A Home that hugs Pewaukee Lake conjures up a certain vision, an aesthetic of the lakefront lifestyle. Outdoor dining areas. A light-and-bright interior. Windows framing the lake view. Major curb – or, in this case, dock – appeal.
But this house wasn’t it. Built during the 1980s, the 4,400-square-foot home hadn’t been updated at all. Rose-motif wallpaper clung to the walls in one bath, a wooden built-in made the dining room appear drab, and casement windows throughout blocked natural light. Worse, the beige exterior siding screamed “blah.”
“I wouldn’t call it a lake home per se,” says Matt Retzak, a project designer with remodeler Bartelt, about the “dated and dark” property pre-transformation. “You could find the house in any subdivision. It did not take advantage of what it could be.”
But it did have “good bones,” says Retzak, who teamed up with Bartelt interior designer Heather Scott to reimagine the home. Their No. 1 goal: make it look like a modern lake house. The two-year remodel added a screen porch, deck, dining area and one more bedroom to the house’s three, while also revitalizing the kitchen, common rooms and lower-level rec room. A clawfoot tub was added to one bath as a nod to nostalgia (the homeowner had always envied one in his grandmother’s home).
Creating a modern lake home vibe, says Retzak, “starts with the amount of glass and how functional living spaces all flow together. By adding that, you get these panoramic views of the lake.” Knocking down walls, introducing a vaulted beadboard ceiling, and installing new windows (including arched ones to capture even more of the view) were among the first steps. Aiming for a “Nantucket vibe,” they filled the new open-concept layout in with white kitchen cabinetry, a wet bar, a coffee bar, a mudroom, folding glass doors between the dining room and the screen porch, and other updated amenities.
“They wanted it to be cozy but not too grandiose,” Retzak says of the owners, a couple who often host their adult children for social gatherings and live here year-round. Swapping out every single piece of furniture and installing new landscaping, including a pergola above the garage, did wonders. “We didn’t keep a whole lot. It was pretty much a reboot of what was there,” says Retzak, adhering to “the blurring of the lines between indoor and outdoor.” For the final touch, they added white trim to contrast with the home’s new blue exterior. In fact, coats of white paint became the project’s biggest ally, right on down to the foyer staircase, where they painted over the wood trim and added a custom newel post with a contemporary chandelier overhead.

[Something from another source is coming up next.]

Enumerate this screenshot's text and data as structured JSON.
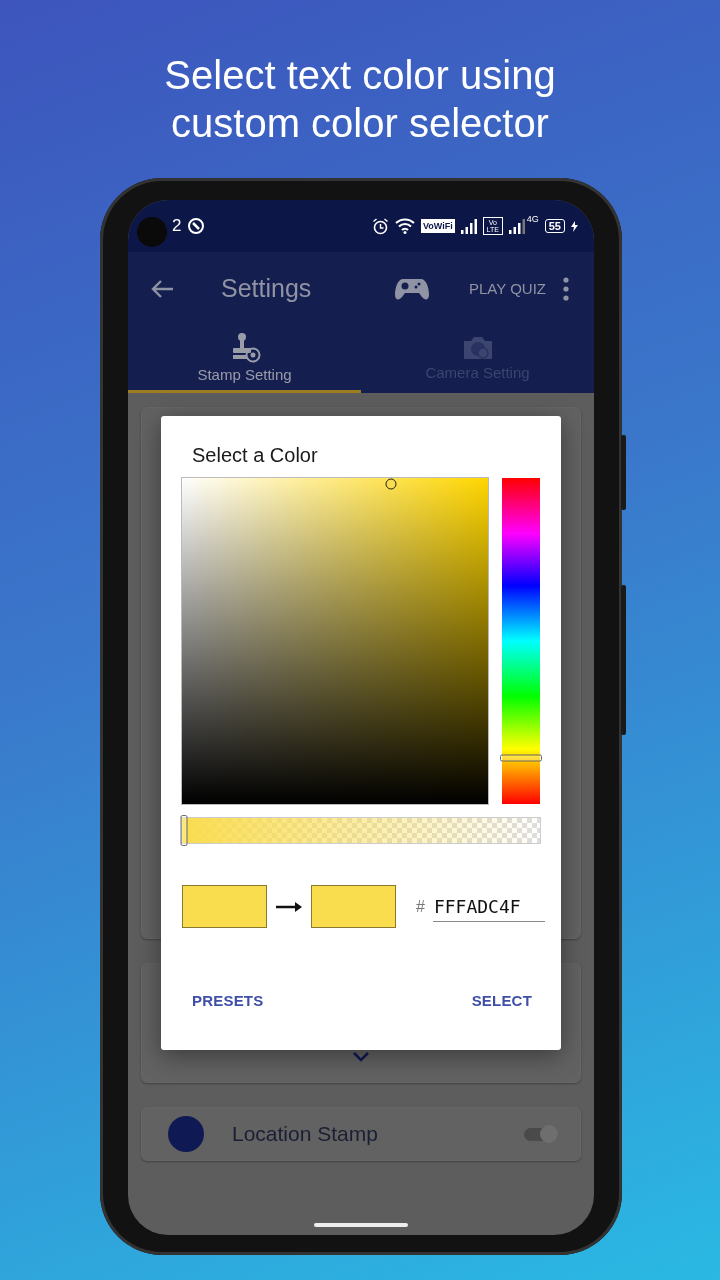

Scott’s favorite space to design was the lower level. The homeowner “has a larger-than-life personality, and loves [people],” she says. The “pub feel” room, inspired by his travels, is a new twist on the man cave for “after he’s been out on the lake all day,” Scott says. It has a faux-tin ceiling, a pool table, a gas fireplace with a crackle finish, mosaic tile and an antique mirror to dial it back a century.
All of the efforts during this two-year remodel proved to be worth the wait. Now the owners can uncork a bottle of wine in the pub after a day out on the lake or socialize with family and friends on the screen porch.
Plus, Retzak says, “it’s more cost effective than taking a bulldozer to it.”
More After Photos